Fraud impacting rental housing costs throughout the country is on the rise and includes incidences of fraudulent rental applications, financial and identity fraud, and is often fueled by social media, the National Multifamily Housing Council (NMHC) says in a new survey.
“Driven in part by social media platforms such as TikTok and Instagram, the rise in false rental housing applications is exacerbating rental costs, fueling the housing affordability challenges facing communities across the country and undermining the credibility of eviction data. These fraudulent incidents consist of a wide range of wrongdoing, including criminal behavior,” the NMHC says in a release about the survey.
The NMHC Pulse Survey on Operational Impact of Rental Application Fraud and Bad Debt was done from November 5, 2023 to January 9, 2024 of NMHC members and National Apartment Association members representing 75 leading apartment owners, developers and managers.
Fraud impacting rental housing costs highlights of the survey:
- 84.3% of respondents have seen applicants falsifying or fabricating pay stubs, employment references or other income documentation;
- 80.0% observed prospective renters misrepresenting information on applications;
- 70.0% reported identity theft, fraudulent ID documents or use of another individual’s personal information;
- 67.1% experienced unauthorized cohabitants, illegal subletting or other actions to evade application or the leasing process; and
- 62.9% of respondents reported the use of fraudulent checks or other payment methods.
Sixty seven percent of those who experienced an increase in fraudulent applications and payments said that this varied by jurisdiction, and many (46.9%) called out Atlanta specifically as a jurisdiction where increases in fraud were most concentrated.
“There has been anecdotal evidence of the rise in fraudulent activity over recent years, but now we have clear evidence of the staggering impact of these crimes on the rental housing market,” said NMHC President Sharon Wilson Géno said in the release.
“While most renters are honest, those who are not are causing the cost of rental housing to increase for everyone. Additional delays in many jurisdictions in the lease enforcement process, even when there is clear fraud, incentivizes bad actors and means that this illegal behavior costs responsible renters even more.
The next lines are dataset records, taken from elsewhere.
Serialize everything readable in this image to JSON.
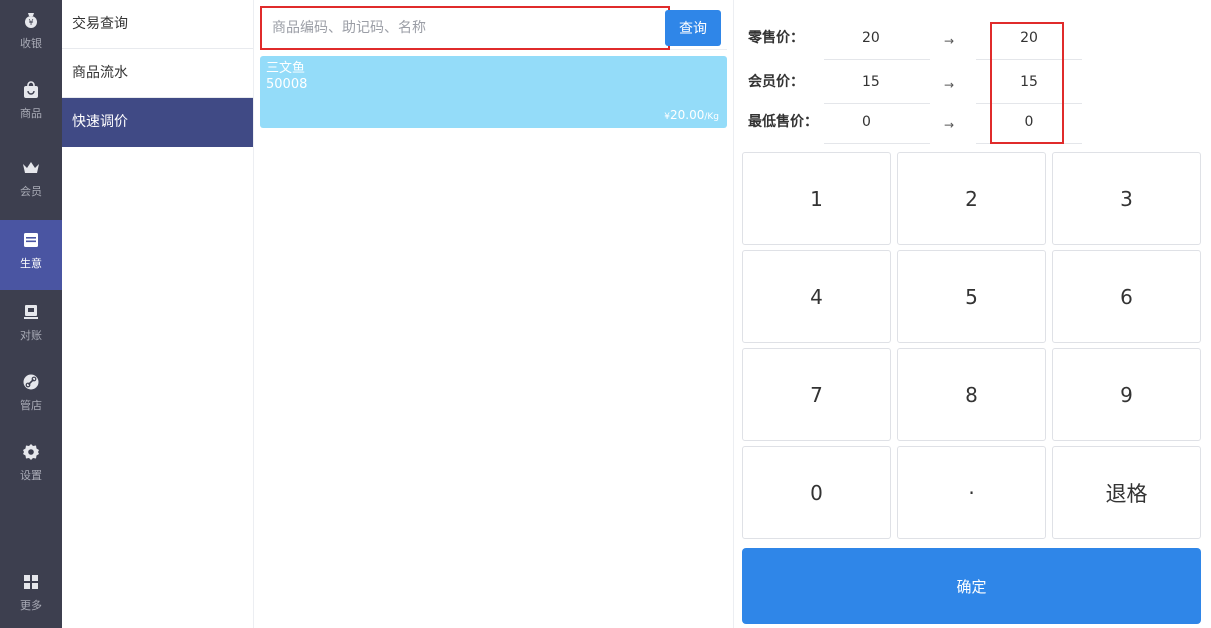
{
  "nav": {
    "items": [
      {
        "label": "收银",
        "icon": "cash-register-icon"
      },
      {
        "label": "商品",
        "icon": "shopping-bag-icon"
      },
      {
        "label": "会员",
        "icon": "crown-icon"
      },
      {
        "label": "生意",
        "icon": "ledger-icon"
      },
      {
        "label": "对账",
        "icon": "reconcile-icon"
      },
      {
        "label": "管店",
        "icon": "store-link-icon"
      },
      {
        "label": "设置",
        "icon": "gear-icon"
      },
      {
        "label": "更多",
        "icon": "grid-icon"
      }
    ],
    "active_index": 3
  },
  "sub_menu": {
    "items": [
      "交易查询",
      "商品流水",
      "快速调价"
    ],
    "active_index": 2
  },
  "search": {
    "placeholder": "商品编码、助记码、名称",
    "value": "",
    "button_label": "查询"
  },
  "products": [
    {
      "name": "三文鱼",
      "code": "50008",
      "currency": "¥",
      "price": "20.00",
      "unit": "/Kg"
    }
  ],
  "price_editor": {
    "rows": [
      {
        "label": "零售价：",
        "old": "20",
        "arrow": "→",
        "new": "20"
      },
      {
        "label": "会员价：",
        "old": "15",
        "arrow": "→",
        "new": "15"
      },
      {
        "label": "最低售价：",
        "old": "0",
        "arrow": "→",
        "new": "0"
      }
    ]
  },
  "keypad": {
    "keys": [
      "1",
      "2",
      "3",
      "4",
      "5",
      "6",
      "7",
      "8",
      "9",
      "0",
      "·",
      "退格"
    ],
    "confirm_label": "确定"
  },
  "colors": {
    "nav_bg": "#3d3f4f",
    "nav_active": "#4a55a2",
    "submenu_active": "#404a85",
    "accent": "#2f86e8",
    "product_card": "#94dcf9",
    "highlight": "#e02b2b"
  }
}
We call on lawmakers and courts to take action that will address this problem,” she said.